EXERCISE REQUIREMENTS:
Show each line of the entries below in which the word "Download" appears.

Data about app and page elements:
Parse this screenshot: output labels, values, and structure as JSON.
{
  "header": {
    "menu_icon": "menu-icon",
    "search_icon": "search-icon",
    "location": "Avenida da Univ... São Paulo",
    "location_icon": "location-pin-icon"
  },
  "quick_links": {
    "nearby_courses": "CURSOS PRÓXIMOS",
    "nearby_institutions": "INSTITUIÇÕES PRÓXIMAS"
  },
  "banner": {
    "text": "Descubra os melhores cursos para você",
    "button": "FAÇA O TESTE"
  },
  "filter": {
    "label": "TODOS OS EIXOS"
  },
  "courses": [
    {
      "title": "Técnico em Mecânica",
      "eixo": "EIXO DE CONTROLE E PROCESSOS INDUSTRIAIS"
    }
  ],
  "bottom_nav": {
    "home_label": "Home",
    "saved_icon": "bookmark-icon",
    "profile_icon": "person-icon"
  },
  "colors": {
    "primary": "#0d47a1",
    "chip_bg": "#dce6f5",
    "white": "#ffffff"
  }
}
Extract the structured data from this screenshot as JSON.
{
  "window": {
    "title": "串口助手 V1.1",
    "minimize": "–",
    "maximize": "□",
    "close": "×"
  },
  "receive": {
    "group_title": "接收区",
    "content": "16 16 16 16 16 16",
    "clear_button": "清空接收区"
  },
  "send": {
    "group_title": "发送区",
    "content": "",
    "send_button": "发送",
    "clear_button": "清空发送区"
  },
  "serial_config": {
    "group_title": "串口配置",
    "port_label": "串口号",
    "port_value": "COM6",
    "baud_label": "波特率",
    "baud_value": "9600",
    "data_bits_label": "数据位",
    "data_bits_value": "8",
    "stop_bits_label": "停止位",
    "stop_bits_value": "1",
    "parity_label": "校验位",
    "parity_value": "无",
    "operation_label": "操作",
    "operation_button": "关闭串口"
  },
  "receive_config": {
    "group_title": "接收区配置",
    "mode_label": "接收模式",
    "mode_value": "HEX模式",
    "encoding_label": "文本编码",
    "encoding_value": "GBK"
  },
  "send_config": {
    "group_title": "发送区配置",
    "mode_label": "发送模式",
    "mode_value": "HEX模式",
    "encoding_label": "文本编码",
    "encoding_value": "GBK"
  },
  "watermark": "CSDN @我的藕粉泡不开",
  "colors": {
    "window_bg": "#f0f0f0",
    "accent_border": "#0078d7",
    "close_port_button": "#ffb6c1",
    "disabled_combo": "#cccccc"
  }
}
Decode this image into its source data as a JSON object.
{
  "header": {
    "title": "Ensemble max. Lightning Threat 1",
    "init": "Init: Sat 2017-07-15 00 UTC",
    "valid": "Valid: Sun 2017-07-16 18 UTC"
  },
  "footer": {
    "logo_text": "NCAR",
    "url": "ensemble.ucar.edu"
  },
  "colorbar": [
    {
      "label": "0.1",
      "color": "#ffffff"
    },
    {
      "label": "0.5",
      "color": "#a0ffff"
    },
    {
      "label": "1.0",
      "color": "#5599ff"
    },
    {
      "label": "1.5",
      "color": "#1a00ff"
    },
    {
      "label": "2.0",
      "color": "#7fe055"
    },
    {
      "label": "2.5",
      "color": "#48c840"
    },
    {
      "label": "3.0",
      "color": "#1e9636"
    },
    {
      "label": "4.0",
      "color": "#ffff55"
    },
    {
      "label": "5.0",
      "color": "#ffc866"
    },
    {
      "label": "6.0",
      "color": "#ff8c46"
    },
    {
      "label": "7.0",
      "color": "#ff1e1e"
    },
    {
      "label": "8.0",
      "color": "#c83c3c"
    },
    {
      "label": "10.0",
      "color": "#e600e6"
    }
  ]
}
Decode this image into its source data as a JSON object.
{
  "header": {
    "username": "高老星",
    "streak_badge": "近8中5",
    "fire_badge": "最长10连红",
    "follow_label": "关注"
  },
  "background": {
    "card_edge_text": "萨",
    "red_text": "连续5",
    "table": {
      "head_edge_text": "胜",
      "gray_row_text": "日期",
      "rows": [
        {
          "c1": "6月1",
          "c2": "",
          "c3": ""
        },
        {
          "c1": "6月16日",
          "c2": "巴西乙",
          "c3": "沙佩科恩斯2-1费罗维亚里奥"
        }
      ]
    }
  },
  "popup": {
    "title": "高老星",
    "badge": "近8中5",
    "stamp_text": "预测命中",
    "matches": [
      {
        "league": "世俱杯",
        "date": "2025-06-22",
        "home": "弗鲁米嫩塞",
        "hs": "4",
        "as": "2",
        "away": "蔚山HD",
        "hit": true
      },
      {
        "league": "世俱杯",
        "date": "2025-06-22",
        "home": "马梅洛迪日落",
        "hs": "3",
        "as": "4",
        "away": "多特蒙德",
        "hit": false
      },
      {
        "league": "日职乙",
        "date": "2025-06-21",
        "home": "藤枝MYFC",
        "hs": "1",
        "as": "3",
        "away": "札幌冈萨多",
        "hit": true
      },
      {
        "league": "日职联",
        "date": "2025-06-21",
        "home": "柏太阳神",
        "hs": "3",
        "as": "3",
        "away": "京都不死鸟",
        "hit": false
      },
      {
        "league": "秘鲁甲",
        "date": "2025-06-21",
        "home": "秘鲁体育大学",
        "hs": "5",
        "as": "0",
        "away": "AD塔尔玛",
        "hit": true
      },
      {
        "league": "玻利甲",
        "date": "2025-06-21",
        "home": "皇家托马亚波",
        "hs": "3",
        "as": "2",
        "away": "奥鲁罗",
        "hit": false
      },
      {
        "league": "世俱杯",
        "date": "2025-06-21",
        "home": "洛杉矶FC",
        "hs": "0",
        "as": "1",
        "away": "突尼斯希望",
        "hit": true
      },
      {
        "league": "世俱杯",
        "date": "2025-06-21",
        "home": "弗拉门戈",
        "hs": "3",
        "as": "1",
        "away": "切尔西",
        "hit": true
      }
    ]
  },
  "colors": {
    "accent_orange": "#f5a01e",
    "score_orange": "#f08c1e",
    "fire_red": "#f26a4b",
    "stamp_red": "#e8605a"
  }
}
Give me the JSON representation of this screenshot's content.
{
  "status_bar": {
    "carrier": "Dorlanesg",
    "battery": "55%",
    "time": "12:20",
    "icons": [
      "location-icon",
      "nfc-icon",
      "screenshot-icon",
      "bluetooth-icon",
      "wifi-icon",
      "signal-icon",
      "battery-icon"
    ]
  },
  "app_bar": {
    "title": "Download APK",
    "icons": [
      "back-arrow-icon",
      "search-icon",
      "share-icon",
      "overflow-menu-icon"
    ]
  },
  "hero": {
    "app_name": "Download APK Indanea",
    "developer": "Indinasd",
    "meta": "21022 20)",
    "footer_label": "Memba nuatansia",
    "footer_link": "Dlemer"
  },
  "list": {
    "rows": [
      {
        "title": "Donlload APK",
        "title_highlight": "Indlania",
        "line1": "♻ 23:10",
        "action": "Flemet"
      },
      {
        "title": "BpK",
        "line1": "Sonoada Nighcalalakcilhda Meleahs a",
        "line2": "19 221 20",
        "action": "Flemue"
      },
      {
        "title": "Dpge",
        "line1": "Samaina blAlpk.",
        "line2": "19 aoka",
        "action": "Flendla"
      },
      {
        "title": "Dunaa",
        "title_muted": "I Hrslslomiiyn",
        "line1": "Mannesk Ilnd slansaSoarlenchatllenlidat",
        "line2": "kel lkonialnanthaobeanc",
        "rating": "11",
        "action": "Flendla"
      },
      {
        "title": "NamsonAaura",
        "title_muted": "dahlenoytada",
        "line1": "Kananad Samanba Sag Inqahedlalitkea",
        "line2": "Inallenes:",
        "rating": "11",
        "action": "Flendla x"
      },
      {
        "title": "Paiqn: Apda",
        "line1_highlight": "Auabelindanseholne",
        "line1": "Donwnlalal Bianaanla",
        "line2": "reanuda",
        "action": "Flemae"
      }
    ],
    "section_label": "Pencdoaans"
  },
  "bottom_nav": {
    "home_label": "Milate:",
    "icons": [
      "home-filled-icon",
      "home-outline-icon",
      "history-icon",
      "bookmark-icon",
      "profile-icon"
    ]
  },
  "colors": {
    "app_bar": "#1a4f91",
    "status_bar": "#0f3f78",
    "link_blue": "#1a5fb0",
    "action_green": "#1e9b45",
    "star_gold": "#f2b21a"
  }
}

TASK RESPONSE:
    "title": "Download APK",
    "app_name": "Download APK Indanea",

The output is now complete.